**Aim of the task**. Your answer must be an exact copy of the listing that follows, with all pictures omitted.

**Given records**.
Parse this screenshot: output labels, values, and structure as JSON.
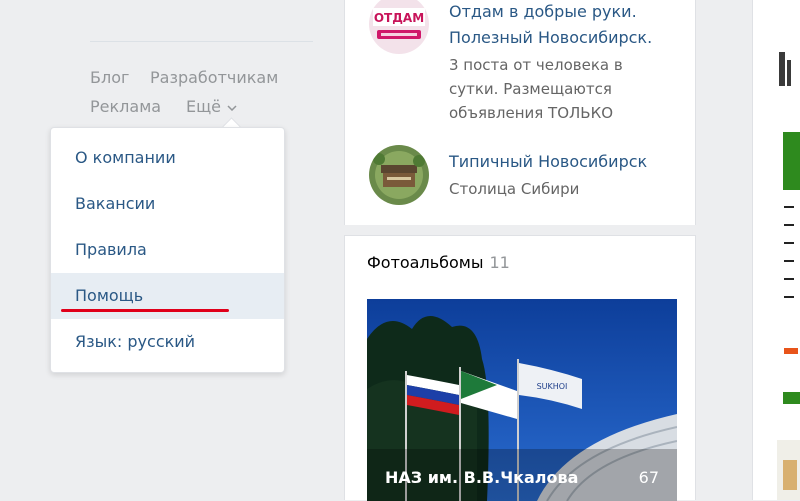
{
  "footer": {
    "links": [
      "Блог",
      "Разработчикам",
      "Реклама"
    ],
    "more_label": "Ещё"
  },
  "dropdown": {
    "items": [
      "О компании",
      "Вакансии",
      "Правила",
      "Помощь",
      "Язык: русский"
    ],
    "active_index": 3
  },
  "groups": [
    {
      "avatar_text": "ОТДАМ",
      "name": "Отдам в добрые руки.",
      "name_line2": "Полезный Новосибирск.",
      "desc": [
        "3 поста от человека в",
        "сутки. Размещаются",
        "объявления ТОЛЬКО"
      ]
    },
    {
      "name": "Типичный Новосибирск",
      "desc": [
        "Столица Сибири"
      ]
    }
  ],
  "photo_albums": {
    "title": "Фотоальбомы",
    "count": "11",
    "album": {
      "title": "НАЗ им. В.В.Чкалова",
      "count": "67",
      "flag_label": "SUKHOI"
    }
  },
  "colors": {
    "link": "#2a5885",
    "muted": "#939699",
    "active_bg": "#e7edf3",
    "underline": "#e0001a",
    "page_bg": "#edeef0"
  }
}
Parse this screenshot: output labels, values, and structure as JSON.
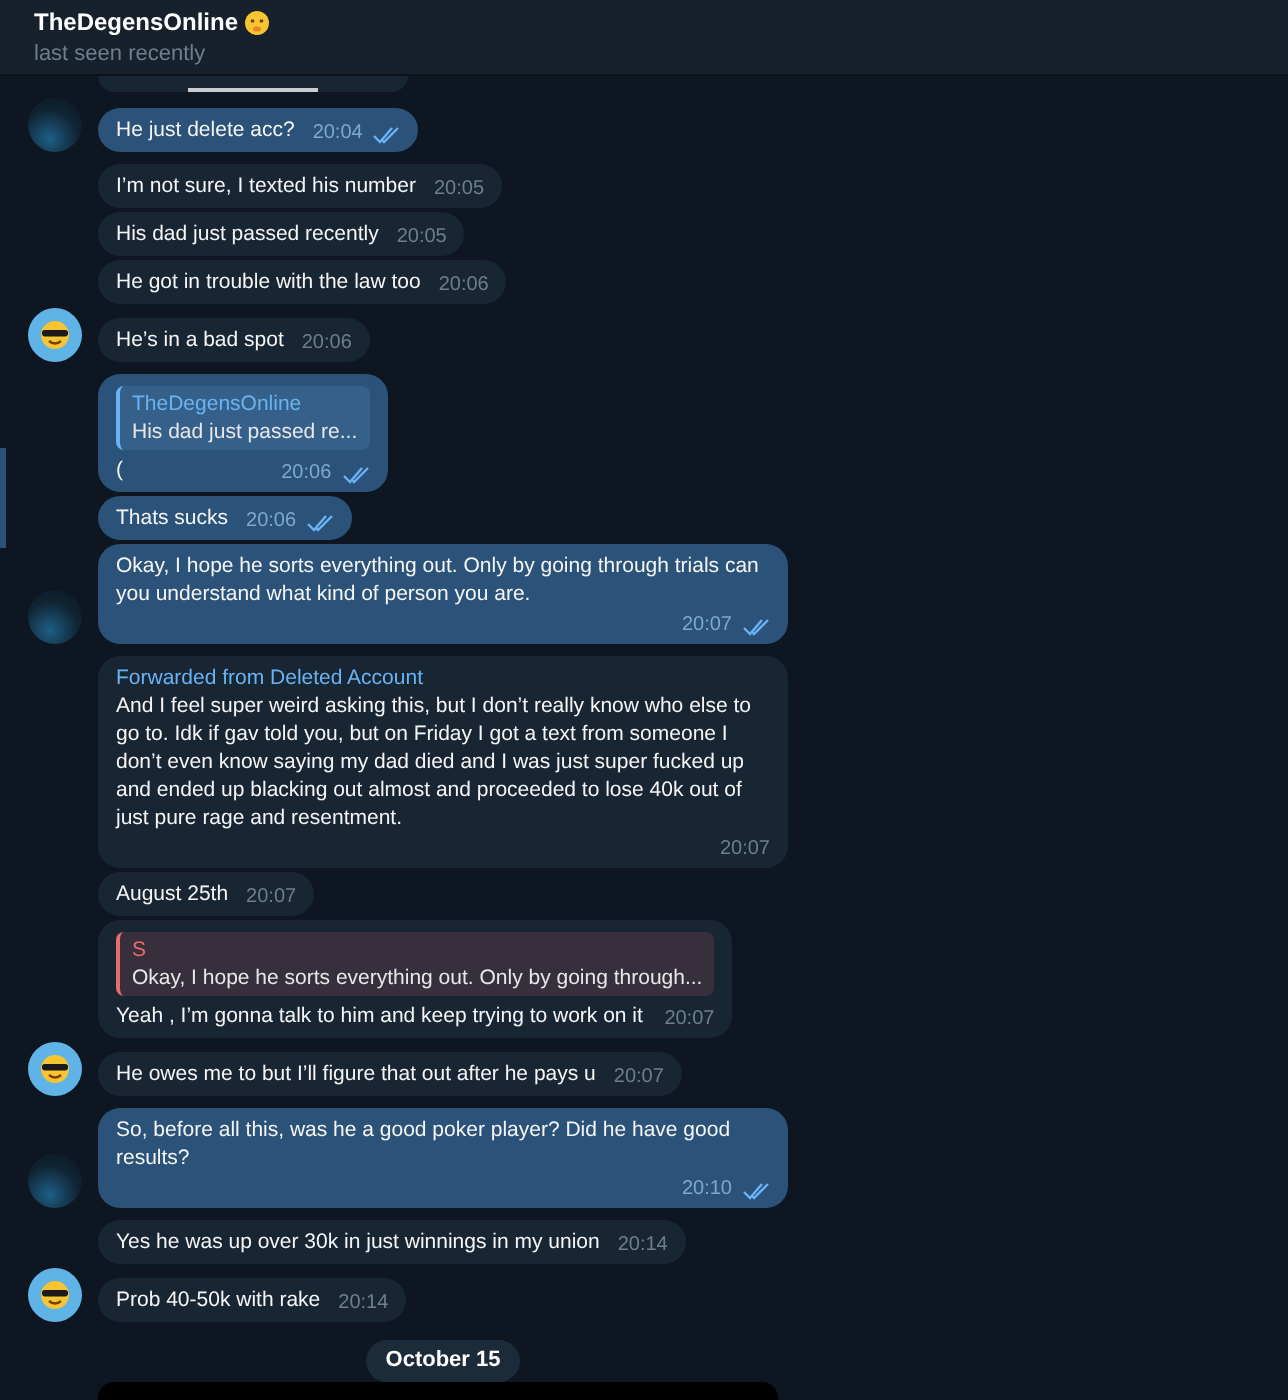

**Solution**.
Parse this screenshot: output labels, values, and structure as JSON.
{
  "footer": {
    "links": [
      "Блог",
      "Разработчикам",
      "Реклама"
    ],
    "more_label": "Ещё"
  },
  "dropdown": {
    "items": [
      "О компании",
      "Вакансии",
      "Правила",
      "Помощь",
      "Язык: русский"
    ],
    "active_index": 3
  },
  "groups": [
    {
      "avatar_text": "ОТДАМ",
      "name": "Отдам в добрые руки.",
      "name_line2": "Полезный Новосибирск.",
      "desc": [
        "3 поста от человека в",
        "сутки. Размещаются",
        "объявления ТОЛЬКО"
      ]
    },
    {
      "name": "Типичный Новосибирск",
      "desc": [
        "Столица Сибири"
      ]
    }
  ],
  "photo_albums": {
    "title": "Фотоальбомы",
    "count": "11",
    "album": {
      "title": "НАЗ им. В.В.Чкалова",
      "count": "67",
      "flag_label": "SUKHOI"
    }
  },
  "colors": {
    "link": "#2a5885",
    "muted": "#939699",
    "active_bg": "#e7edf3",
    "underline": "#e0001a",
    "page_bg": "#edeef0"
  }
}
Parse this screenshot: output labels, values, and structure as JSON.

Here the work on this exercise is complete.